Dave Campbell always wanted to be an inventor. But first he had to reinvent himself.
The Springboro resident is doing just that with the help of a new Wright State program that is geared to turn engineers into business professionals and entrepreneurs.
Campbell is enrolled in the Master’s in Engineering Innovation and Entrepreneurship program (MEIE). Through this program, he is learning the business side of what it takes to turn an idea into a commercial product.
He is building on the bachelor’s degree in industrial technology he earned in 2006 from Ohio University in Athens. That degree helped him land a job first in the boating industry in Florida, and in 2008 at BEHR Dayton Thermal Products, where he works today as a continuous improvement process engineer.
Campbell said he enjoys his job at BEHR and is happy to be back in the Dayton area, where he and his wife are raising two small children.
But he says he always has had an entrepreneurial itch to invent new gadgets and sell them to the world.
“My ideal job is to come up with new products and get them to market,” he said.
He envisioned creating a small business in parallel to his current one. But it was an itch his undergraduate courses didn’t teach him how to scratch. “It’s tricky. The big part is understanding who wants what and how to get it to them,” he said.
Campbell knew he needed to learn more about business development and technology commercialization. He signed up for weekend courses in Wright State’s MBA program in 2009. Wright State rolled out the MEIE program that same year, and Campbell switched to it in the middle of 2010.
For Campbell, the MEIE program was the best of both worlds. It offered a master’s degree in his chosen field of engineering, but it also exposed him to the business world—and, more importantly, where the two meshed.
The program is a collaboration between Wright State’s College of Engineering and Computer Science and the Raj Soin College of Business. Its aim is to boost economic development in Ohio by creating a pool of graduates with the blend of engineering and business skills needed to help corporations and entrepreneurial firms speed products to market.
“The breakneck pace of technological advancement makes it imperative that Ohio’s labor force be equipped with both the technical and engineering skills needed to foster the innovation of the next big thing and the entrepreneurial and business knowledge that is necessary to guide innovation and speed its diffusion throughout the market,” said S. Narayanan, dean of the College of Engineering and Computer Science.
Developing graduate programs in technological entrepreneurship and industrial innovation “is a powerful tool to help stem the tide and reverse the condition of long-term economic decline,” said Robert Premus, professor of economics, who co-directs the program with Narayanan.
The MEIE program requires students to produce a product or service, said Mary Fendley, Ph.D., research assistant professor in the College of Engineering and Computer Science and the program’s advisor. Campbell’s project is a new product, an innovative charger for cellphone batteries.

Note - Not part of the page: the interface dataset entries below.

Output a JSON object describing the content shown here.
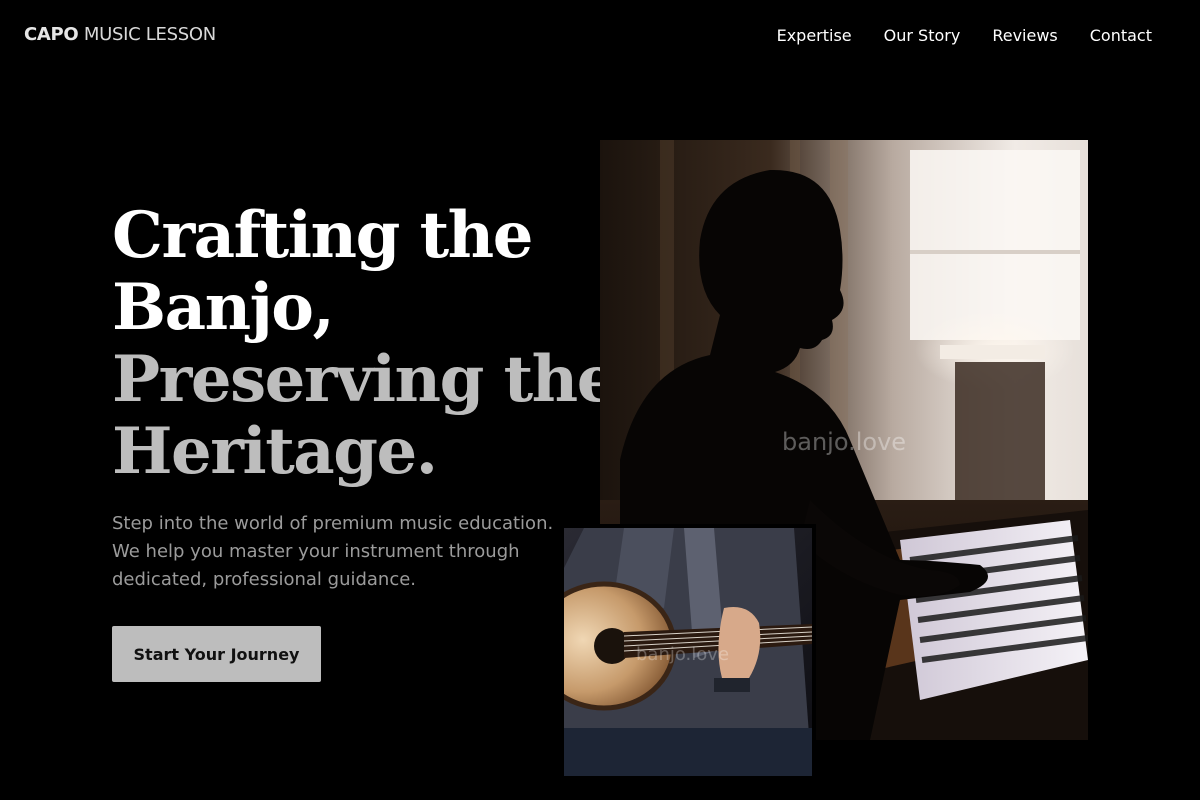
{
  "header": {
    "brand_strong": "CAPO",
    "brand_rest": "MUSIC LESSON",
    "nav": [
      {
        "label": "Expertise"
      },
      {
        "label": "Our Story"
      },
      {
        "label": "Reviews"
      },
      {
        "label": "Contact"
      }
    ]
  },
  "hero": {
    "title_lines": [
      {
        "text": "Crafting the",
        "tone": "light"
      },
      {
        "text": "Banjo,",
        "tone": "light"
      },
      {
        "text": "Preserving the",
        "tone": "muted"
      },
      {
        "text": "Heritage.",
        "tone": "muted"
      }
    ],
    "subtitle": "Step into the world of premium music education. We help you master your instrument through dedicated, professional guidance.",
    "cta_label": "Start Your Journey"
  },
  "images": {
    "main": {
      "subject": "boy-playing-piano-silhouette",
      "watermark": "banjo.love"
    },
    "inset": {
      "subject": "person-playing-acoustic-guitar",
      "watermark": "banjo.love"
    }
  },
  "colors": {
    "background": "#000000",
    "title_light": "#ffffff",
    "title_muted": "#bdbdbd",
    "subtitle": "#9b9b9b",
    "cta_bg": "#bdbdbd",
    "cta_text": "#111111"
  }
}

Students typically team up with local businesses for their projects, Fendley said, but Campbell is working with other MEIE students to form their own business. The charger will be the first of several products they have in mind.
“We started looking at the market and said, ‘This is a big market. This is a useful device, and nobody else is making it,’” Campbell said. The group meets regularly with the Small Business Development Center office in the Entrepreneur Center in downtown Dayton, halfway between Campbell’s home in Springboro and Wright State’s main campus.
“This is an example of the true entrepreneurial spirit of the MEIE program,” Fendley said.
Learning the secrets of entre-preneurship has not resulted in any “eureka” moments, Campbell said, but “I’m seeing how the pieces fit together.”
One thing he has learned is how much work it can take to do seemingly simple chores—patent research, for example. “That was a real eye opener. It’s really laborious,” Campbell said. “I thought you could just do a Google search.”
In addition to his full-time job, his master’s program, and his business-building project, Campbell has taken on an internship with the Ohio Board of Regents as a member of its Technology Commercialization Task Force. He said he is one of 20 students around the state charged with finding new ways that universities can partner with businesses to aid economic development.
“The state has an incentive to get technology out of university laboratories and into the marketplace,” Campbell said. “It parallels what we’re doing in the MEIE program. It’s technology commercialization.”
Campbell sees his work on the task force as a way to help pay back the state university system for the help it is giving him through the MEIE program. But he admits it is also a good way to build business connections for his future company.
According to Campbell, his participation is another way the MEIE program is creating new career options for him. “It’s opening a lot of doors and creating opportunities,” he said. “I can speak both languages, engineering and business. I think that’s the benefit of the program.”